● TO DO: Return the full set of entries precisely. Do not carry over any pictures.
(SUPPLIED ENTRIES)
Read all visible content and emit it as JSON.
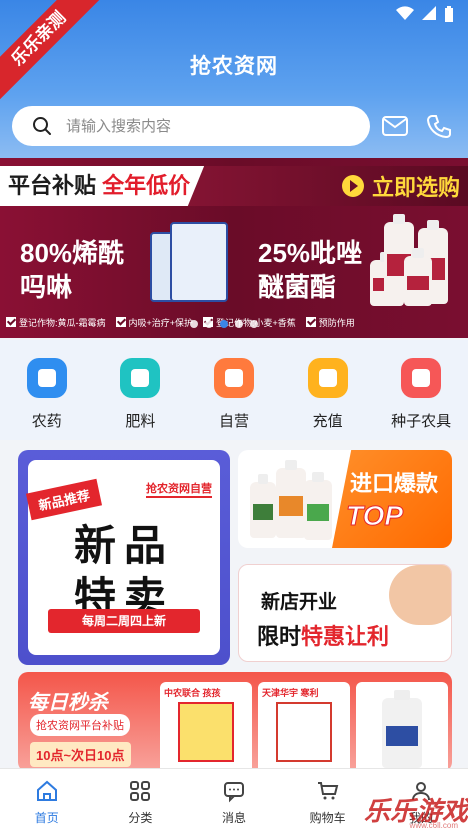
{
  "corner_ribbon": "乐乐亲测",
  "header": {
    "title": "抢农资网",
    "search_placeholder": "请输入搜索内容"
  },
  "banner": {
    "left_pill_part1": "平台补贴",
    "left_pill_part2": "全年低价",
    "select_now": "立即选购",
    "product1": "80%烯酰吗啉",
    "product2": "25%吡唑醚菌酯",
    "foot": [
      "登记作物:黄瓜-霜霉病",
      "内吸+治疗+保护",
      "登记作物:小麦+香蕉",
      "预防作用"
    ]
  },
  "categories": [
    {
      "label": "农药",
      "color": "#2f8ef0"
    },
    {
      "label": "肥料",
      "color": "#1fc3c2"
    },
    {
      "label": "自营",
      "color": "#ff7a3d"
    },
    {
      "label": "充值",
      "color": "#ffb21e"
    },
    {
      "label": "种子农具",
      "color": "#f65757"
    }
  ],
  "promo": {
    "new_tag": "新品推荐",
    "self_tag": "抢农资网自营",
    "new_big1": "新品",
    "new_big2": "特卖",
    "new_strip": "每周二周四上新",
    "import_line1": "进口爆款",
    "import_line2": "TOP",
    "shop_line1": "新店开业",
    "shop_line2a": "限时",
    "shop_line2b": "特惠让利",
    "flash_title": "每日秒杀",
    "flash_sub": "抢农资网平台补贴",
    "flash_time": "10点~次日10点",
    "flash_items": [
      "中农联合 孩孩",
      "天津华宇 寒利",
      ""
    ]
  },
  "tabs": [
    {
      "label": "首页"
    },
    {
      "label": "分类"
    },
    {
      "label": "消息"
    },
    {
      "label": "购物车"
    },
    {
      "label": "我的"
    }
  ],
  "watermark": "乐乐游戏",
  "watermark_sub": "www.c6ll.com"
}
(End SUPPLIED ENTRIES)
● RESPONSE BELOW:
Read all visible content and emit it as JSON.
{
  "corner_ribbon": "乐乐亲测",
  "header": {
    "title": "抢农资网",
    "search_placeholder": "请输入搜索内容"
  },
  "banner": {
    "left_pill_part1": "平台补贴",
    "left_pill_part2": "全年低价",
    "select_now": "立即选购",
    "product1": "80%烯酰吗啉",
    "product2": "25%吡唑醚菌酯",
    "foot": [
      "登记作物:黄瓜-霜霉病",
      "内吸+治疗+保护",
      "登记作物:小麦+香蕉",
      "预防作用"
    ]
  },
  "categories": [
    {
      "label": "农药",
      "color": "#2f8ef0"
    },
    {
      "label": "肥料",
      "color": "#1fc3c2"
    },
    {
      "label": "自营",
      "color": "#ff7a3d"
    },
    {
      "label": "充值",
      "color": "#ffb21e"
    },
    {
      "label": "种子农具",
      "color": "#f65757"
    }
  ],
  "promo": {
    "new_tag": "新品推荐",
    "self_tag": "抢农资网自营",
    "new_big1": "新品",
    "new_big2": "特卖",
    "new_strip": "每周二周四上新",
    "import_line1": "进口爆款",
    "import_line2": "TOP",
    "shop_line1": "新店开业",
    "shop_line2a": "限时",
    "shop_line2b": "特惠让利",
    "flash_title": "每日秒杀",
    "flash_sub": "抢农资网平台补贴",
    "flash_time": "10点~次日10点",
    "flash_items": [
      "中农联合 孩孩",
      "天津华宇 寒利",
      ""
    ]
  },
  "tabs": [
    {
      "label": "首页"
    },
    {
      "label": "分类"
    },
    {
      "label": "消息"
    },
    {
      "label": "购物车"
    },
    {
      "label": "我的"
    }
  ],
  "watermark": "乐乐游戏",
  "watermark_sub": "www.c6ll.com"
}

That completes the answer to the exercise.